* [About this task] Skipping any pictures, repeat exactly and only the lines from the one that holds "Transcribe this image's" to the last line of the material, both included.
** Data for the task follows **
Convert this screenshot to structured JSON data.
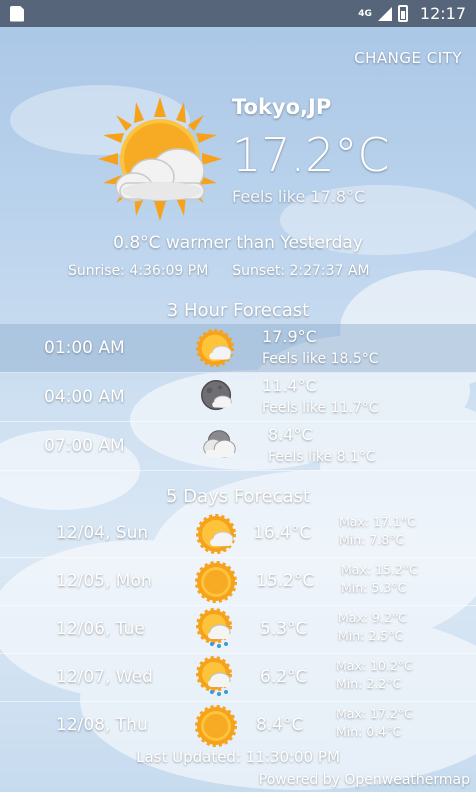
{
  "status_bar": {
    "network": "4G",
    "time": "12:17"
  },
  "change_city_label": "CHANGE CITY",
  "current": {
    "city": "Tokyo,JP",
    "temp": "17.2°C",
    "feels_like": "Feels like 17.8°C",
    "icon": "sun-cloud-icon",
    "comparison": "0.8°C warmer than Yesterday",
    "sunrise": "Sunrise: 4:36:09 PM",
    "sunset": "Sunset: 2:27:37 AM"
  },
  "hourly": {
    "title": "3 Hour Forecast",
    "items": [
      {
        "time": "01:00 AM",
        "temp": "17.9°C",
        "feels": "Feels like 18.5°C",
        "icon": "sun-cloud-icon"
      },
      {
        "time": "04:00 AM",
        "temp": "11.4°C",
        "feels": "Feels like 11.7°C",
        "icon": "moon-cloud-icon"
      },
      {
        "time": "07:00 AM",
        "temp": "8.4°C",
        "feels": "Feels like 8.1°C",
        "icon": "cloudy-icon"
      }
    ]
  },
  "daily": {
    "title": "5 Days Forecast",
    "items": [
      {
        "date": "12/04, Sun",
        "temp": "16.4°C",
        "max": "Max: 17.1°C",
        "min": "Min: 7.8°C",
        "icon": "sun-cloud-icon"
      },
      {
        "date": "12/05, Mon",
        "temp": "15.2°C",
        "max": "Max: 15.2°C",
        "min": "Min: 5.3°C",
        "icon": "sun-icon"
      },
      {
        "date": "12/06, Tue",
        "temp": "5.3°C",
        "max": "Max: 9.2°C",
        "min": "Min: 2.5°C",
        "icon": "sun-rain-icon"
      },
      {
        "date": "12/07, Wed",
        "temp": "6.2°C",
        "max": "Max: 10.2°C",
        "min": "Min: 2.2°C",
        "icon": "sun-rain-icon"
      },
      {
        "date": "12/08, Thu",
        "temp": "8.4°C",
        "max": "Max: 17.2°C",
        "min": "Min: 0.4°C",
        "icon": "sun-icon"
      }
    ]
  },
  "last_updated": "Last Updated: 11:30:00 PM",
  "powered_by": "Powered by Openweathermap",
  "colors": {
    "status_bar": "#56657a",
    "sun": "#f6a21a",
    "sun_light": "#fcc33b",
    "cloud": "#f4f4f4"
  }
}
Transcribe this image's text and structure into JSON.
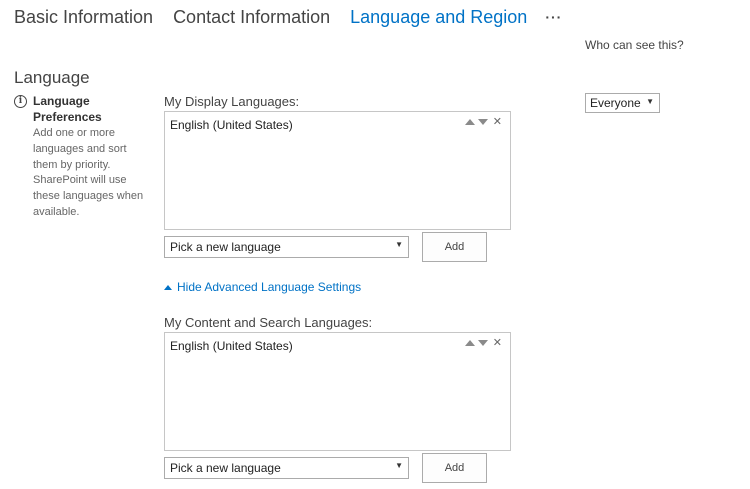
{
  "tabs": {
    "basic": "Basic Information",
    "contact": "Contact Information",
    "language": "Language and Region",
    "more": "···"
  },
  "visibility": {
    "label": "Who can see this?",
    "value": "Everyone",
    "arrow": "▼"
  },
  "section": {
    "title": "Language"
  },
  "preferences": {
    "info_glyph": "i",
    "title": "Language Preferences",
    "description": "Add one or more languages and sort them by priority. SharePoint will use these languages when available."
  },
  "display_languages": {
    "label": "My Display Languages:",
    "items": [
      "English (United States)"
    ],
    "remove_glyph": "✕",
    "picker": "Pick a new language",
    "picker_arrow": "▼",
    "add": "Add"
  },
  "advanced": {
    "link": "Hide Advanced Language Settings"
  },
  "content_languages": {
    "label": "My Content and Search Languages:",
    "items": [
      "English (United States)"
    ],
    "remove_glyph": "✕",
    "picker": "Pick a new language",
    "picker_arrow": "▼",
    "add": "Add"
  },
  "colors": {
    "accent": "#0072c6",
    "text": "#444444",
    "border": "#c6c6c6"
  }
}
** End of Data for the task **
* [Solution]
Transcribe this image's text and structure into JSON.
{
  "tabs": {
    "basic": "Basic Information",
    "contact": "Contact Information",
    "language": "Language and Region",
    "more": "···"
  },
  "visibility": {
    "label": "Who can see this?",
    "value": "Everyone",
    "arrow": "▼"
  },
  "section": {
    "title": "Language"
  },
  "preferences": {
    "info_glyph": "i",
    "title": "Language Preferences",
    "description": "Add one or more languages and sort them by priority. SharePoint will use these languages when available."
  },
  "display_languages": {
    "label": "My Display Languages:",
    "items": [
      "English (United States)"
    ],
    "remove_glyph": "✕",
    "picker": "Pick a new language",
    "picker_arrow": "▼",
    "add": "Add"
  },
  "advanced": {
    "link": "Hide Advanced Language Settings"
  },
  "content_languages": {
    "label": "My Content and Search Languages:",
    "items": [
      "English (United States)"
    ],
    "remove_glyph": "✕",
    "picker": "Pick a new language",
    "picker_arrow": "▼",
    "add": "Add"
  },
  "colors": {
    "accent": "#0072c6",
    "text": "#444444",
    "border": "#c6c6c6"
  }
}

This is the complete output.